*** PROVIDED MATERIAL ***

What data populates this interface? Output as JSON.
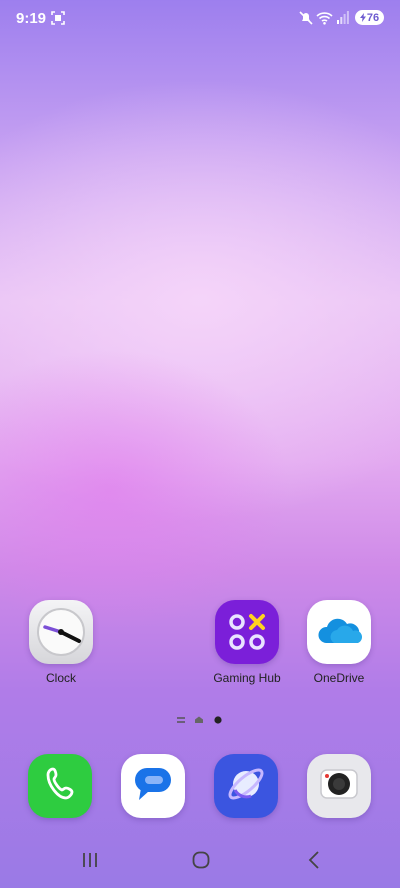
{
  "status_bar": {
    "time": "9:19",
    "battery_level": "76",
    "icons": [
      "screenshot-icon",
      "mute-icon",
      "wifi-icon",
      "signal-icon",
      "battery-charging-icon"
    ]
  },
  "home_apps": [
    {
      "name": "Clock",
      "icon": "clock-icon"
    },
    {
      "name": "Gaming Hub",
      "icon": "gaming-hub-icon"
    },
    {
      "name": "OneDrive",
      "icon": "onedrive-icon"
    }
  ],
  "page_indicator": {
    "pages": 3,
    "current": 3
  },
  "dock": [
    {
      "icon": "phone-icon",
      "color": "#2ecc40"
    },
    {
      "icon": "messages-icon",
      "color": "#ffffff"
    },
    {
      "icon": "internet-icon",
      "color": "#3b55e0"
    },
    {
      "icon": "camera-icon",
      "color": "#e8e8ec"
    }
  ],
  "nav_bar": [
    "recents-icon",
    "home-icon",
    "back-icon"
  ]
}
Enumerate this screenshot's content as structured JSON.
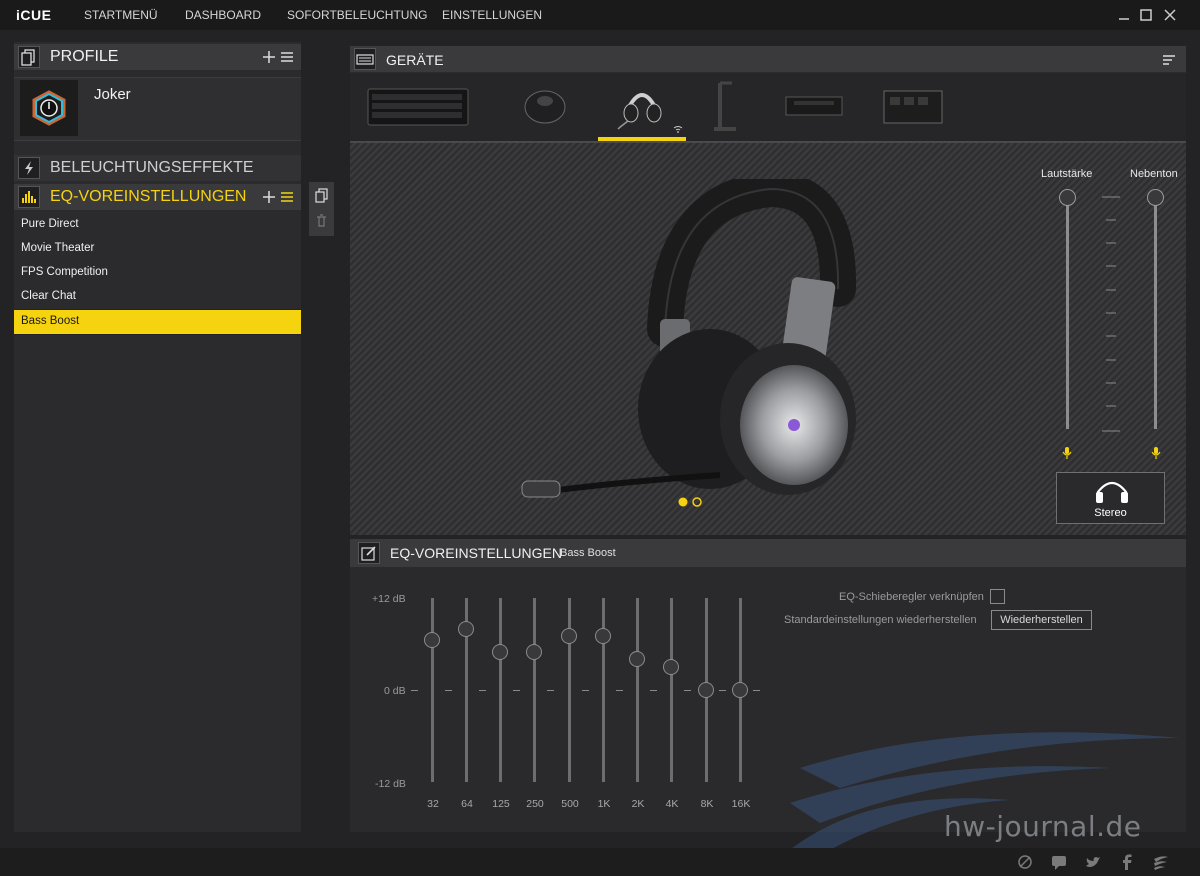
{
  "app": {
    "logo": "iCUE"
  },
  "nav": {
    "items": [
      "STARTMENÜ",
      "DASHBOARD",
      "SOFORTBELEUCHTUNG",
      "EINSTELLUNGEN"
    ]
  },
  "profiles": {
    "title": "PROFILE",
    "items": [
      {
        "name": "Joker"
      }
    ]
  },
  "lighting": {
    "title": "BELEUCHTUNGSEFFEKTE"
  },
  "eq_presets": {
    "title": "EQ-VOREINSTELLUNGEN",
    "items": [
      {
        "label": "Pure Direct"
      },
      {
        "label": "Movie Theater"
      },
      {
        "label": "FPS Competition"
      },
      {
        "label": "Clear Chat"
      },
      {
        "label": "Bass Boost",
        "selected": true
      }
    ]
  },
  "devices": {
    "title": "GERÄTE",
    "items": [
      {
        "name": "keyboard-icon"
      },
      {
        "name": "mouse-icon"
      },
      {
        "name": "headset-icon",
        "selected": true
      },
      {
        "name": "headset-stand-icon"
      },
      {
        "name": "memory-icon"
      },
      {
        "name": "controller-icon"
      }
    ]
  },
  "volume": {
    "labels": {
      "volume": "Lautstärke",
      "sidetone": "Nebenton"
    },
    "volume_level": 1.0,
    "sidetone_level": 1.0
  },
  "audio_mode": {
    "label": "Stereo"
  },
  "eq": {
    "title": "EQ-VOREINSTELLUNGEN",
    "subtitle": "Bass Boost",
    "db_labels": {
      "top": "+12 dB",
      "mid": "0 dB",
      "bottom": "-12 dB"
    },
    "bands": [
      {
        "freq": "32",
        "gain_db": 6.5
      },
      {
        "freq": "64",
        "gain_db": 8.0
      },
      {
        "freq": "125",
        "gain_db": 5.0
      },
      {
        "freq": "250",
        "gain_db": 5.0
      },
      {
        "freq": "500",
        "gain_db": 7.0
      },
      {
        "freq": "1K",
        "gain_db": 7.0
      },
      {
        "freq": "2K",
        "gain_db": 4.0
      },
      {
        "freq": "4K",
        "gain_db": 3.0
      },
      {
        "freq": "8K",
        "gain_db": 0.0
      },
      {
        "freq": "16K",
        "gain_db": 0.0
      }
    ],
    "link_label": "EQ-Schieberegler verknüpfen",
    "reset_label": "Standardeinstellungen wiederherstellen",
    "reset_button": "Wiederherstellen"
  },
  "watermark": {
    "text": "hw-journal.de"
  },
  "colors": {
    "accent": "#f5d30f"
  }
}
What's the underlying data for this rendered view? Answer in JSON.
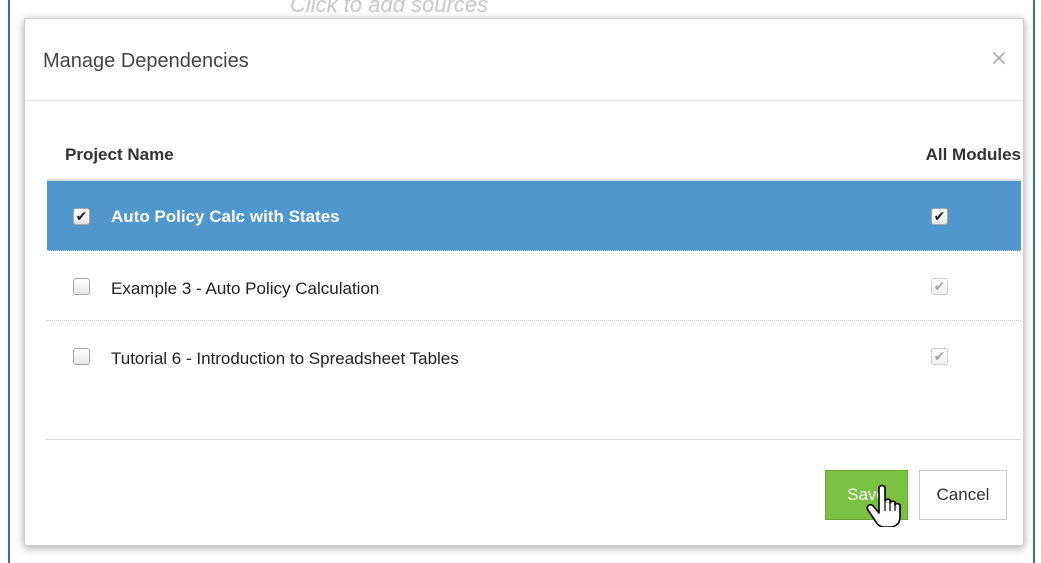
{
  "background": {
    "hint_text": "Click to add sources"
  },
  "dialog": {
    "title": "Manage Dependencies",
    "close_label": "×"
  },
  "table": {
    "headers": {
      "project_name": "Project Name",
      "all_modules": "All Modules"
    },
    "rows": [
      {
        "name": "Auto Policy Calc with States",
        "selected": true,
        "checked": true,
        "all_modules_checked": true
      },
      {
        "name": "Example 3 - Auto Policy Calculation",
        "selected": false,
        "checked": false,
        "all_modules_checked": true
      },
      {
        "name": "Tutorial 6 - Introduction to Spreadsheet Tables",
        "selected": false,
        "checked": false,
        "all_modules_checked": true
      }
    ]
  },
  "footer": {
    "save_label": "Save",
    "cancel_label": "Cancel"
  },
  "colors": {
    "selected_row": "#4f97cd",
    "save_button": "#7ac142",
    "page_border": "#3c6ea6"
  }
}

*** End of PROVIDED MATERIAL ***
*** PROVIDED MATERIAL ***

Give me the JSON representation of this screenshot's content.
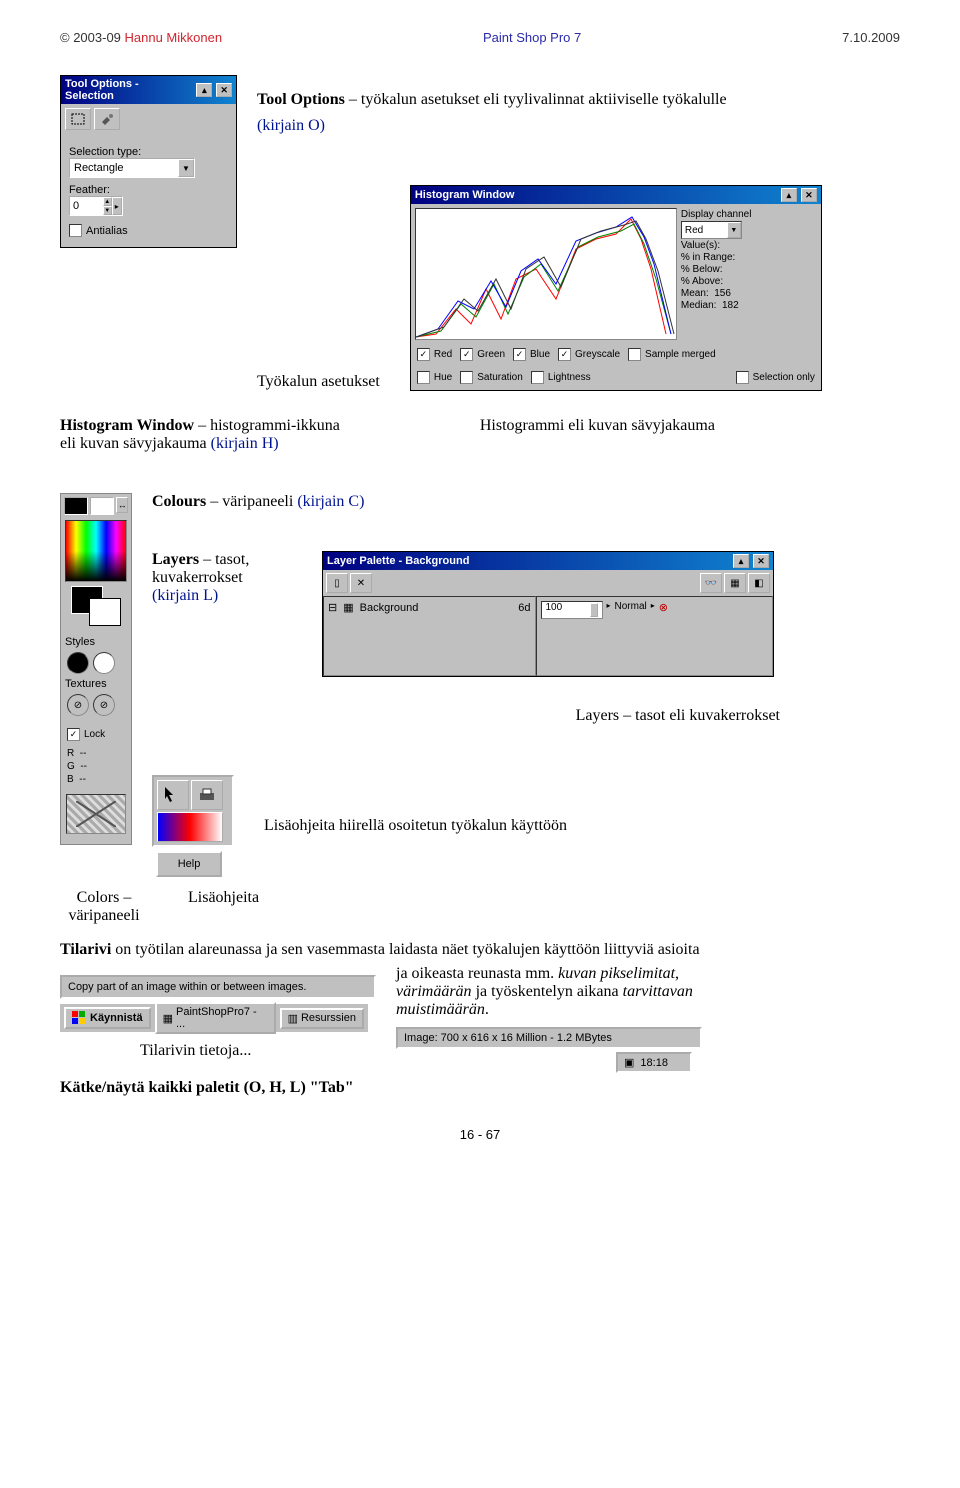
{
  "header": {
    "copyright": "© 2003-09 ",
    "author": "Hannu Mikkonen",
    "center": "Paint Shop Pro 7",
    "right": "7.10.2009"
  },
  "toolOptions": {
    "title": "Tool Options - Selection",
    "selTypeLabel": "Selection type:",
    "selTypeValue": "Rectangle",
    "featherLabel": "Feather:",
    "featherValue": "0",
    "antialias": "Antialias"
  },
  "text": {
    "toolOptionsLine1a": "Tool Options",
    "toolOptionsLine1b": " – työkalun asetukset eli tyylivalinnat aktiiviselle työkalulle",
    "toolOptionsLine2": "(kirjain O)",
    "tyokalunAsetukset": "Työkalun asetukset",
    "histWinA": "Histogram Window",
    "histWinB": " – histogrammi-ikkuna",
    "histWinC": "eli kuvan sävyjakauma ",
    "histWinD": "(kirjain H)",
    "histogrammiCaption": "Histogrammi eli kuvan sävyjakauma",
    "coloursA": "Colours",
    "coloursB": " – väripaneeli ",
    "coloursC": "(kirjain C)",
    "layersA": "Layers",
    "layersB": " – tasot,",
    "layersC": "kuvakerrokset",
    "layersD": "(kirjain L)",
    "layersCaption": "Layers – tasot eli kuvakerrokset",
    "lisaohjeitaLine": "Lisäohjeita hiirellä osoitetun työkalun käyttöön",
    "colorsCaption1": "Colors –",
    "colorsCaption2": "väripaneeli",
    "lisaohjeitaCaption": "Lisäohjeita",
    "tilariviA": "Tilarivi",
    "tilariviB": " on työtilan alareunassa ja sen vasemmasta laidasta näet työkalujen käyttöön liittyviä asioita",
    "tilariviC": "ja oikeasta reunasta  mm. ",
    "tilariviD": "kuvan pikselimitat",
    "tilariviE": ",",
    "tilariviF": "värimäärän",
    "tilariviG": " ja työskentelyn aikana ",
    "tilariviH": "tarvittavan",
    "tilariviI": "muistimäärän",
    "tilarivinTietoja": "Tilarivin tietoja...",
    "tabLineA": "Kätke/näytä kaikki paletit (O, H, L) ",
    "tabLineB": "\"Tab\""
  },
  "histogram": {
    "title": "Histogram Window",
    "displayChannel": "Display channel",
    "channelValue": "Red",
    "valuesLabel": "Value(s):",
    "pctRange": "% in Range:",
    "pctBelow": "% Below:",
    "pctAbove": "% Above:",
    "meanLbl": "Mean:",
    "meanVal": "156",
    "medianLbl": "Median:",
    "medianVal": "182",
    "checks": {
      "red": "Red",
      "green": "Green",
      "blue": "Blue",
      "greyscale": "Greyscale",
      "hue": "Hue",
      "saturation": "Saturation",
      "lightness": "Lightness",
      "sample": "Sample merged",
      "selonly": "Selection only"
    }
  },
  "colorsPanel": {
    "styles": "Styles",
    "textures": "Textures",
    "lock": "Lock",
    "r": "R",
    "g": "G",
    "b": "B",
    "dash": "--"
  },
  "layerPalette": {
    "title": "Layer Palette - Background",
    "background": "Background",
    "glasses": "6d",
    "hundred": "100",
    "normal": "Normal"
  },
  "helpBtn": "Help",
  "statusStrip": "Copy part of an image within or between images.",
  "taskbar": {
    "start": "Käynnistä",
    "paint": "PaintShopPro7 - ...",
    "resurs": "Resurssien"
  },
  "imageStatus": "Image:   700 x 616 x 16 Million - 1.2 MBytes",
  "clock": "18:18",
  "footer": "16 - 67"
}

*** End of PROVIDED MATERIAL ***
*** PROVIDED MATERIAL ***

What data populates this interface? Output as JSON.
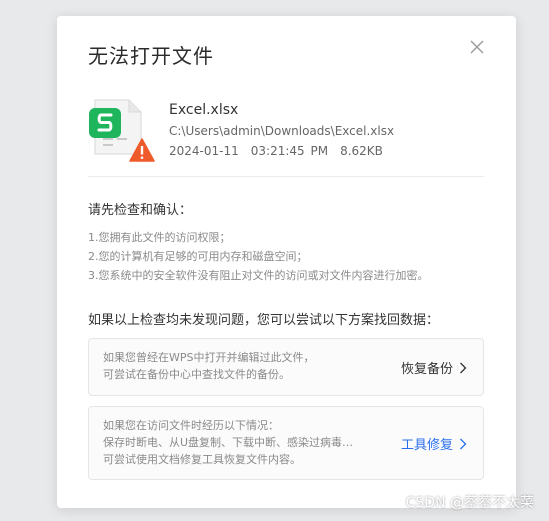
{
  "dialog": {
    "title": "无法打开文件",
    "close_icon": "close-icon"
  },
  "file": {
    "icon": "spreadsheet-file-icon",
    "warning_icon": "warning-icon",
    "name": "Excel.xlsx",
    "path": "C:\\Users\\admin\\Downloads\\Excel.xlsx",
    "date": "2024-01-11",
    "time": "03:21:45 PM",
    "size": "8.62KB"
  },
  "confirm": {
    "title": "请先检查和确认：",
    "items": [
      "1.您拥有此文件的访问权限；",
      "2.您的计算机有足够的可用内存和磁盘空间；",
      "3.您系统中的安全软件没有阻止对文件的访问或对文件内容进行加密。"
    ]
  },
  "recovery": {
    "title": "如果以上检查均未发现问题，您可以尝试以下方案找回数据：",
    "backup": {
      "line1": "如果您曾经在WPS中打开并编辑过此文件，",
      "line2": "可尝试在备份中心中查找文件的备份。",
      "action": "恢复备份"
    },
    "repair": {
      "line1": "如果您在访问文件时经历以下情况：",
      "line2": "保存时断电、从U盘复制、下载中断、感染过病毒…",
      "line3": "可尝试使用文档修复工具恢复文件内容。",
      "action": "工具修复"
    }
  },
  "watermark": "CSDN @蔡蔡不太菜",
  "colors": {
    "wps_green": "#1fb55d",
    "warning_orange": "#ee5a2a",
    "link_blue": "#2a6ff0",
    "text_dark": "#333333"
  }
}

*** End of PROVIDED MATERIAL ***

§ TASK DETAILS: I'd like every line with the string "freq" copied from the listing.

§ WRITTEN SOLUTION:
        "freq": "32",
        "freq": "64",
        "freq": "125",
        "freq": "250",
        "freq": "500",
        "freq": "1K",
        "freq": "2K",
        "freq": "4K",
        "freq": "8K",
        "freq": "16K",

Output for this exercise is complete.